Huawei's 2015 Global Connectivity Index (GCI) which benchmarks 50 economies in terms of connectivity, ICT usage, and digital transformation, providing an indicator of which countries are best poised for development and growth, and an ICT planning reference for firms looking to embrace the digital economy.
The 2015 edition of the GCI sees a more comprehensive and advanced framework and methodology. With double the number of ICT variables and countries analyzed last year, this year’s GCI enables the drawing of correlations needed to establish investment targets for governments and other stakeholders. What distinguishes the GCI from similar indices is a broader definition of connectivity that encompasses networks, computing, and storage, while also emphasizing the non-infrastructure elements of a functional digital economy, such as service demand, and e-commerce activity, etc.

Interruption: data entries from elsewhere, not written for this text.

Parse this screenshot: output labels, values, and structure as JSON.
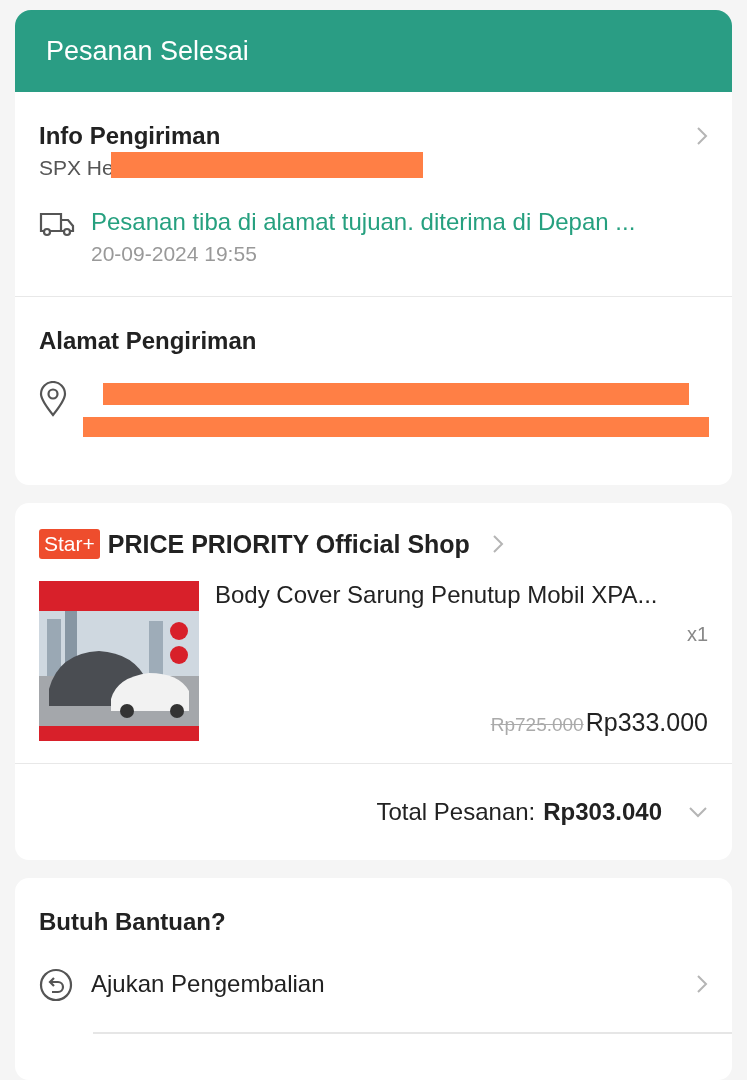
{
  "header": {
    "title": "Pesanan Selesai"
  },
  "shipping_info": {
    "title": "Info Pengiriman",
    "courier": "SPX He",
    "courier_redacted": true,
    "status": "Pesanan tiba di alamat tujuan. diterima di Depan ...",
    "time": "20-09-2024 19:55"
  },
  "address": {
    "title": "Alamat Pengiriman",
    "redacted": true
  },
  "order": {
    "badge": "Star+",
    "shop": "PRICE PRIORITY Official Shop",
    "product": {
      "name": "Body Cover Sarung Penutup Mobil XPA...",
      "quantity": "x1",
      "original_price": "Rp725.000",
      "price": "Rp333.000"
    },
    "total_label": "Total Pesanan:",
    "total": "Rp303.040"
  },
  "help": {
    "title": "Butuh Bantuan?",
    "items": [
      {
        "label": "Ajukan Pengembalian"
      }
    ]
  }
}
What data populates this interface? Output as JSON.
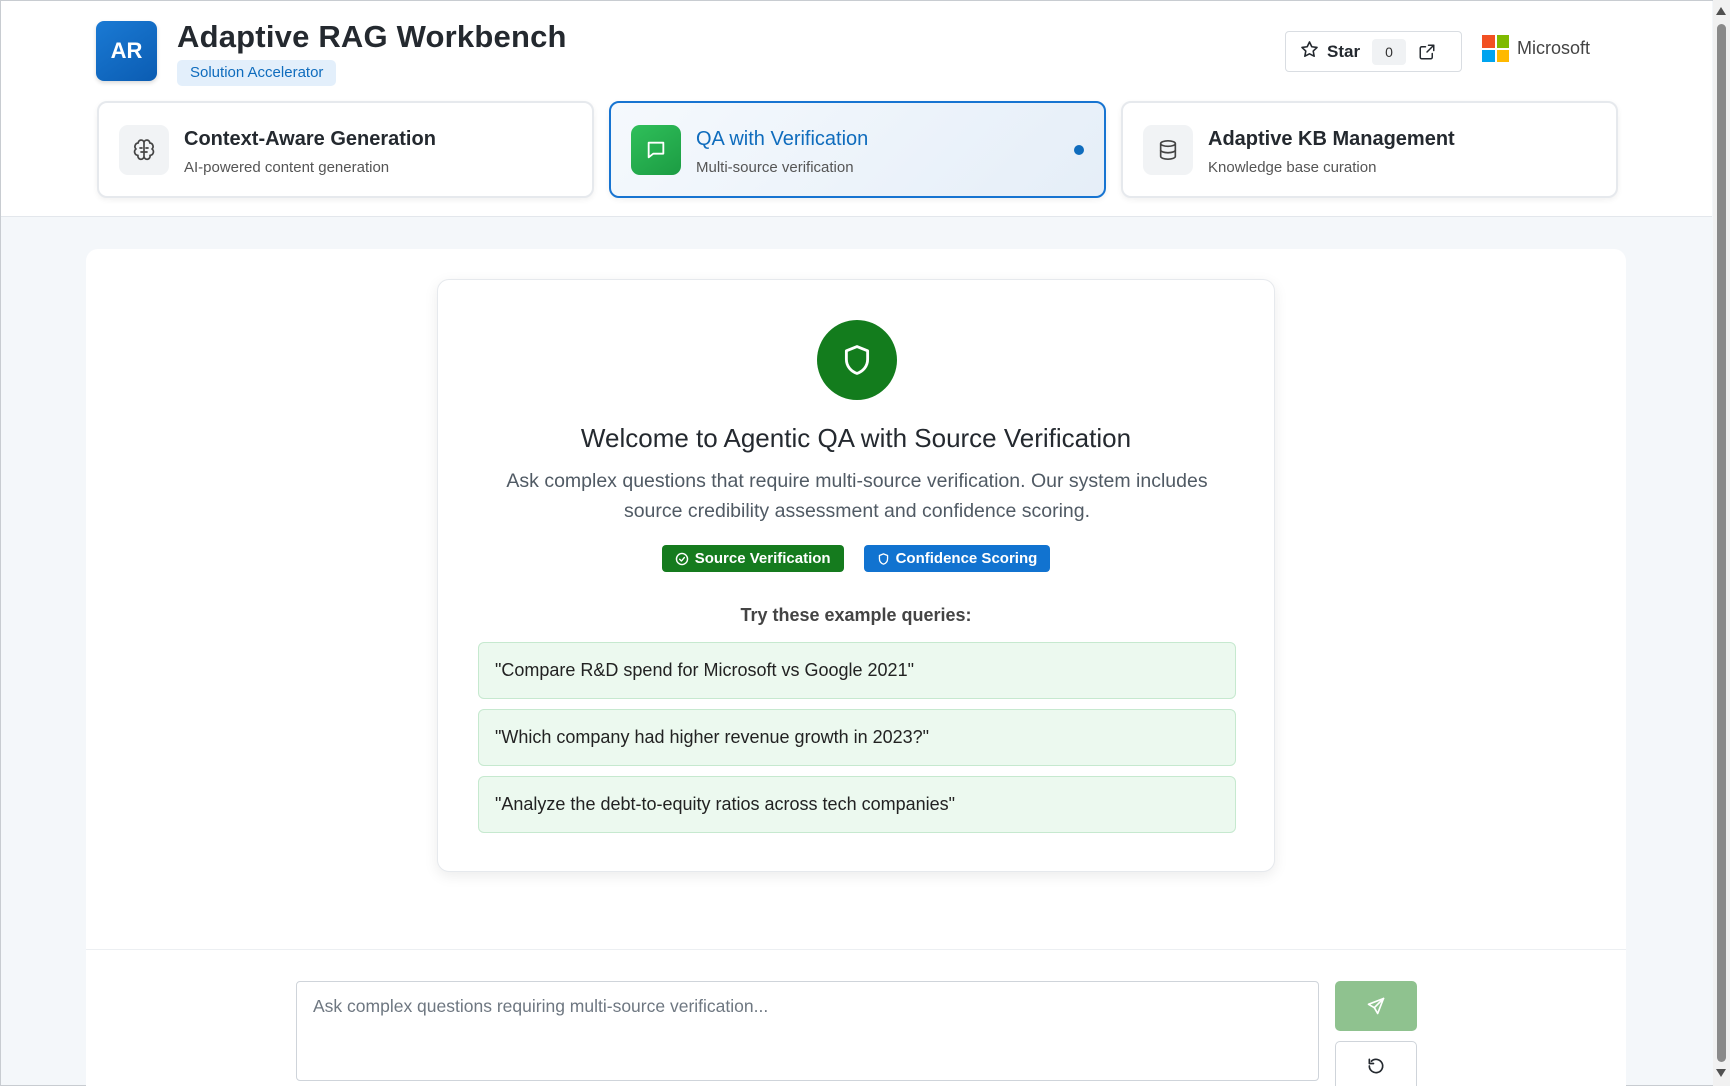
{
  "header": {
    "logo_text": "AR",
    "title": "Adaptive RAG Workbench",
    "badge": "Solution Accelerator",
    "star_label": "Star",
    "star_count": "0",
    "brand_name": "Microsoft"
  },
  "tabs": [
    {
      "title": "Context-Aware Generation",
      "subtitle": "AI-powered content generation",
      "icon": "brain-icon",
      "active": false
    },
    {
      "title": "QA with Verification",
      "subtitle": "Multi-source verification",
      "icon": "chat-icon",
      "active": true
    },
    {
      "title": "Adaptive KB Management",
      "subtitle": "Knowledge base curation",
      "icon": "database-icon",
      "active": false
    }
  ],
  "welcome": {
    "icon": "shield-icon",
    "title": "Welcome to Agentic QA with Source Verification",
    "description": "Ask complex questions that require multi-source verification. Our system includes source credibility assessment and confidence scoring.",
    "pills": [
      "Source Verification",
      "Confidence Scoring"
    ],
    "try_label": "Try these example queries:",
    "queries": [
      "\"Compare R&D spend for Microsoft vs Google 2021\"",
      "\"Which company had higher revenue growth in 2023?\"",
      "\"Analyze the debt-to-equity ratios across tech companies\""
    ]
  },
  "composer": {
    "placeholder": "Ask complex questions requiring multi-source verification...",
    "send_icon": "send-icon",
    "reset_icon": "reset-icon"
  },
  "colors": {
    "accent": "#0f6cbd",
    "success": "#137c1d",
    "query_bg": "#ecf9ef",
    "send_disabled": "#8fc28f"
  }
}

It also attempt to predict trends, and it is clear that the IoT revolution is going to have a big impact:
“The free fall cost of building and running the future ICT platform will create the environment for innovation like we have never seen before, thus impacting the economic growth opportunities for those countries that take advantage of it."
Some of the trends it expects to see continue include:
• The cost of IoT sensors continue to drop in half every 10 years.
• The cost of computer processing improves by seventy-fold in the same period.
In other words, the most important necessity for IoT — connectivity — will become so ubiquitous and widespread that by 2025, sensors will be deployed and connected to a network at a rate of almost 2 million per hour or just over 47 million per day. By 2025, we could see the number of IoT devices installed, connected, and autonomously managed will reach 100 billion, up from 35 billion just five years prior in 2020 (or a staggering 300% growth!).